> **Assignment**
Below is a block of entries, which should be copied verbatim apart from the pictures.
((
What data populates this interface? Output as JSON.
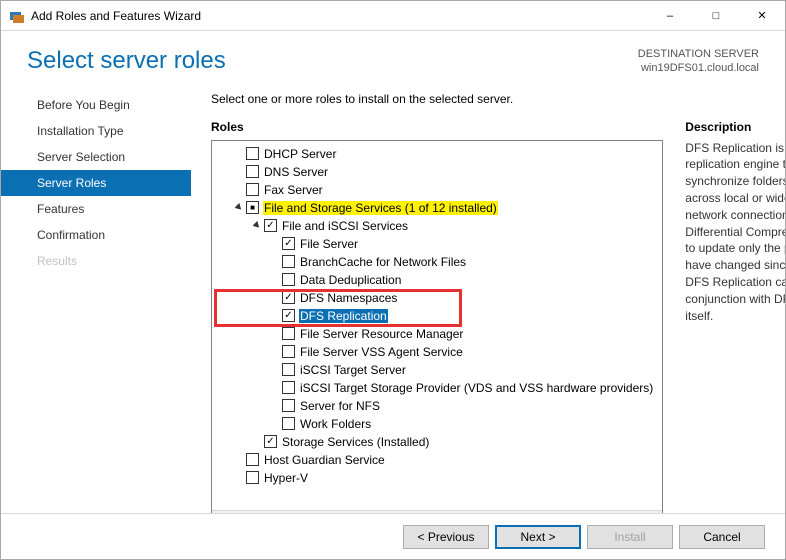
{
  "window": {
    "title": "Add Roles and Features Wizard"
  },
  "header": {
    "title": "Select server roles",
    "destination_label": "DESTINATION SERVER",
    "destination_value": "win19DFS01.cloud.local"
  },
  "steps": [
    {
      "label": "Before You Begin",
      "state": "normal"
    },
    {
      "label": "Installation Type",
      "state": "normal"
    },
    {
      "label": "Server Selection",
      "state": "normal"
    },
    {
      "label": "Server Roles",
      "state": "active"
    },
    {
      "label": "Features",
      "state": "normal"
    },
    {
      "label": "Confirmation",
      "state": "normal"
    },
    {
      "label": "Results",
      "state": "disabled"
    }
  ],
  "instruction": "Select one or more roles to install on the selected server.",
  "roles_label": "Roles",
  "roles": [
    {
      "label": "DHCP Server",
      "indent": 1,
      "check": "unchecked"
    },
    {
      "label": "DNS Server",
      "indent": 1,
      "check": "unchecked"
    },
    {
      "label": "Fax Server",
      "indent": 1,
      "check": "unchecked"
    },
    {
      "label": "File and Storage Services (1 of 12 installed)",
      "indent": 1,
      "check": "indeterminate",
      "expander": "open",
      "highlight": true
    },
    {
      "label": "File and iSCSI Services",
      "indent": 2,
      "check": "checked",
      "expander": "open"
    },
    {
      "label": "File Server",
      "indent": 3,
      "check": "checked"
    },
    {
      "label": "BranchCache for Network Files",
      "indent": 3,
      "check": "unchecked"
    },
    {
      "label": "Data Deduplication",
      "indent": 3,
      "check": "unchecked"
    },
    {
      "label": "DFS Namespaces",
      "indent": 3,
      "check": "checked",
      "anno": true
    },
    {
      "label": "DFS Replication",
      "indent": 3,
      "check": "checked",
      "selected": true,
      "anno": true
    },
    {
      "label": "File Server Resource Manager",
      "indent": 3,
      "check": "unchecked"
    },
    {
      "label": "File Server VSS Agent Service",
      "indent": 3,
      "check": "unchecked"
    },
    {
      "label": "iSCSI Target Server",
      "indent": 3,
      "check": "unchecked"
    },
    {
      "label": "iSCSI Target Storage Provider (VDS and VSS hardware providers)",
      "indent": 3,
      "check": "unchecked"
    },
    {
      "label": "Server for NFS",
      "indent": 3,
      "check": "unchecked"
    },
    {
      "label": "Work Folders",
      "indent": 3,
      "check": "unchecked"
    },
    {
      "label": "Storage Services (Installed)",
      "indent": 2,
      "check": "checked"
    },
    {
      "label": "Host Guardian Service",
      "indent": 1,
      "check": "unchecked"
    },
    {
      "label": "Hyper-V",
      "indent": 1,
      "check": "unchecked"
    }
  ],
  "description_label": "Description",
  "description_text": "DFS Replication is a multimaster replication engine that enables you to synchronize folders on multiple servers across local or wide area network (WAN) network connections. It uses the Remote Differential Compression (RDC) protocol to update only the portions of files that have changed since the last replication. DFS Replication can be used in conjunction with DFS Namespaces, or by itself.",
  "buttons": {
    "previous": "< Previous",
    "next": "Next >",
    "install": "Install",
    "cancel": "Cancel"
  }
}
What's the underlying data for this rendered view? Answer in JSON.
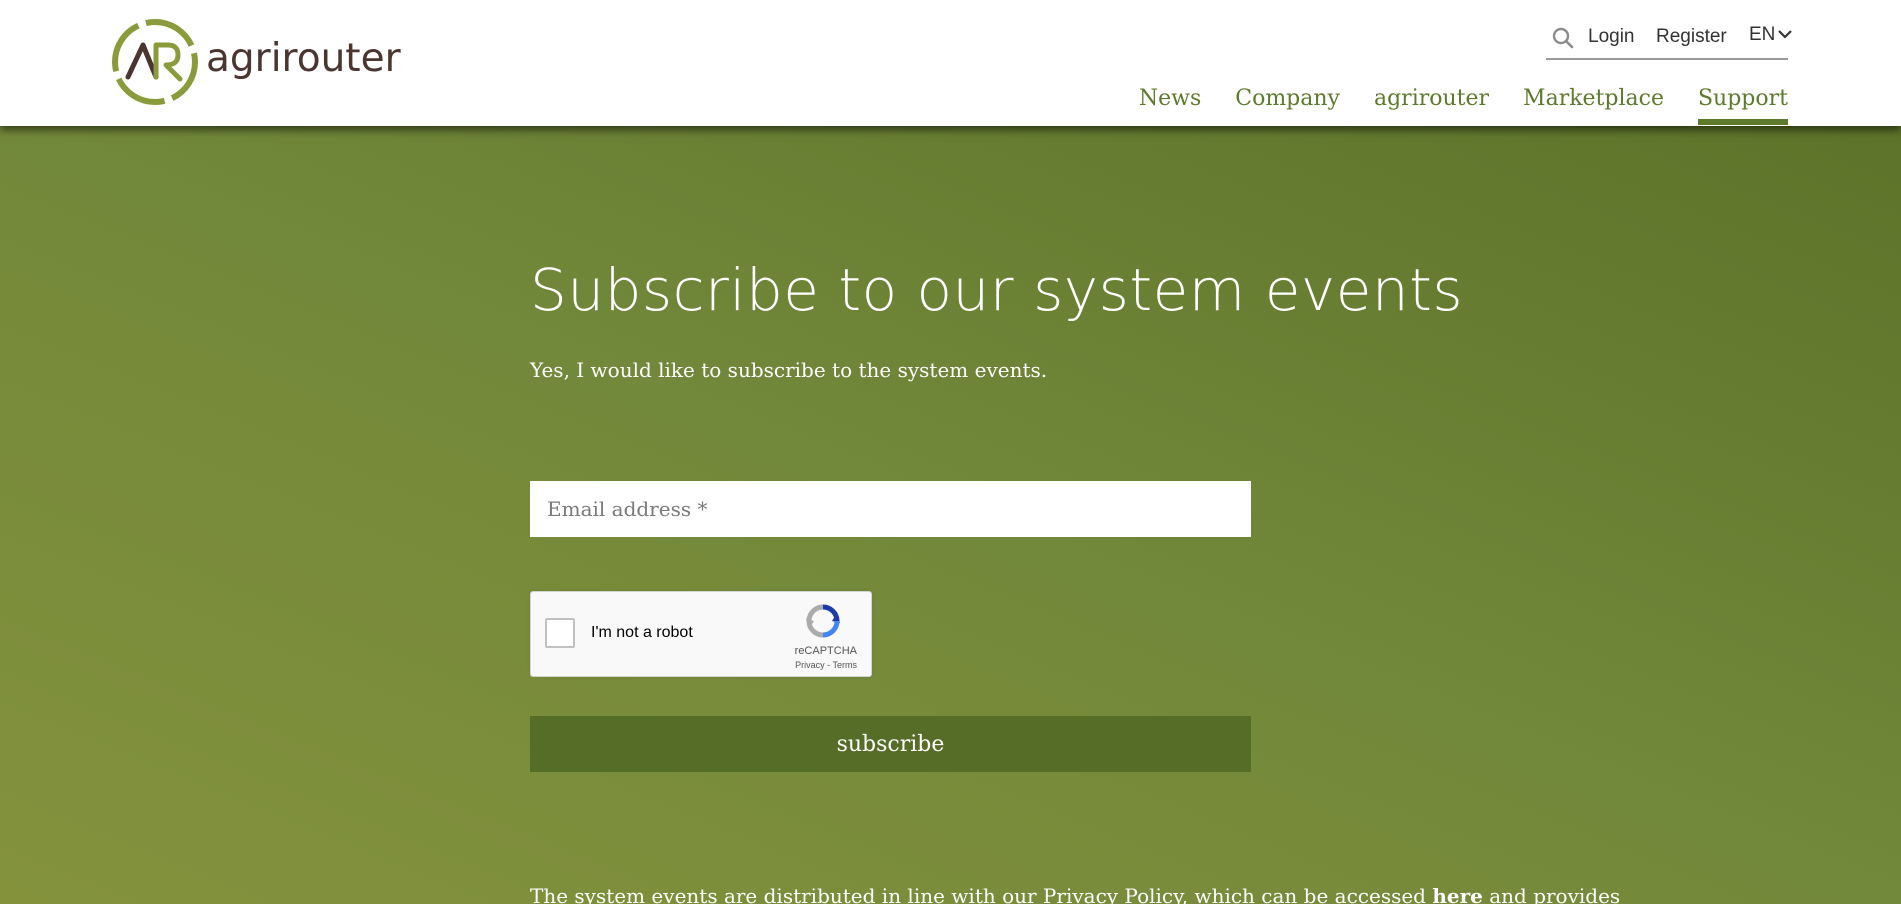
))
> **The completed task**
What data populates this interface? Output as JSON.
{
  "window": {
    "title": "Add Roles and Features Wizard"
  },
  "header": {
    "title": "Select server roles",
    "destination_label": "DESTINATION SERVER",
    "destination_value": "win19DFS01.cloud.local"
  },
  "steps": [
    {
      "label": "Before You Begin",
      "state": "normal"
    },
    {
      "label": "Installation Type",
      "state": "normal"
    },
    {
      "label": "Server Selection",
      "state": "normal"
    },
    {
      "label": "Server Roles",
      "state": "active"
    },
    {
      "label": "Features",
      "state": "normal"
    },
    {
      "label": "Confirmation",
      "state": "normal"
    },
    {
      "label": "Results",
      "state": "disabled"
    }
  ],
  "instruction": "Select one or more roles to install on the selected server.",
  "roles_label": "Roles",
  "roles": [
    {
      "label": "DHCP Server",
      "indent": 1,
      "check": "unchecked"
    },
    {
      "label": "DNS Server",
      "indent": 1,
      "check": "unchecked"
    },
    {
      "label": "Fax Server",
      "indent": 1,
      "check": "unchecked"
    },
    {
      "label": "File and Storage Services (1 of 12 installed)",
      "indent": 1,
      "check": "indeterminate",
      "expander": "open",
      "highlight": true
    },
    {
      "label": "File and iSCSI Services",
      "indent": 2,
      "check": "checked",
      "expander": "open"
    },
    {
      "label": "File Server",
      "indent": 3,
      "check": "checked"
    },
    {
      "label": "BranchCache for Network Files",
      "indent": 3,
      "check": "unchecked"
    },
    {
      "label": "Data Deduplication",
      "indent": 3,
      "check": "unchecked"
    },
    {
      "label": "DFS Namespaces",
      "indent": 3,
      "check": "checked",
      "anno": true
    },
    {
      "label": "DFS Replication",
      "indent": 3,
      "check": "checked",
      "selected": true,
      "anno": true
    },
    {
      "label": "File Server Resource Manager",
      "indent": 3,
      "check": "unchecked"
    },
    {
      "label": "File Server VSS Agent Service",
      "indent": 3,
      "check": "unchecked"
    },
    {
      "label": "iSCSI Target Server",
      "indent": 3,
      "check": "unchecked"
    },
    {
      "label": "iSCSI Target Storage Provider (VDS and VSS hardware providers)",
      "indent": 3,
      "check": "unchecked"
    },
    {
      "label": "Server for NFS",
      "indent": 3,
      "check": "unchecked"
    },
    {
      "label": "Work Folders",
      "indent": 3,
      "check": "unchecked"
    },
    {
      "label": "Storage Services (Installed)",
      "indent": 2,
      "check": "checked"
    },
    {
      "label": "Host Guardian Service",
      "indent": 1,
      "check": "unchecked"
    },
    {
      "label": "Hyper-V",
      "indent": 1,
      "check": "unchecked"
    }
  ],
  "description_label": "Description",
  "description_text": "DFS Replication is a multimaster replication engine that enables you to synchronize folders on multiple servers across local or wide area network (WAN) network connections. It uses the Remote Differential Compression (RDC) protocol to update only the portions of files that have changed since the last replication. DFS Replication can be used in conjunction with DFS Namespaces, or by itself.",
  "buttons": {
    "previous": "< Previous",
    "next": "Next >",
    "install": "Install",
    "cancel": "Cancel"
  }
}
What's the underlying data for this rendered view? Answer in JSON.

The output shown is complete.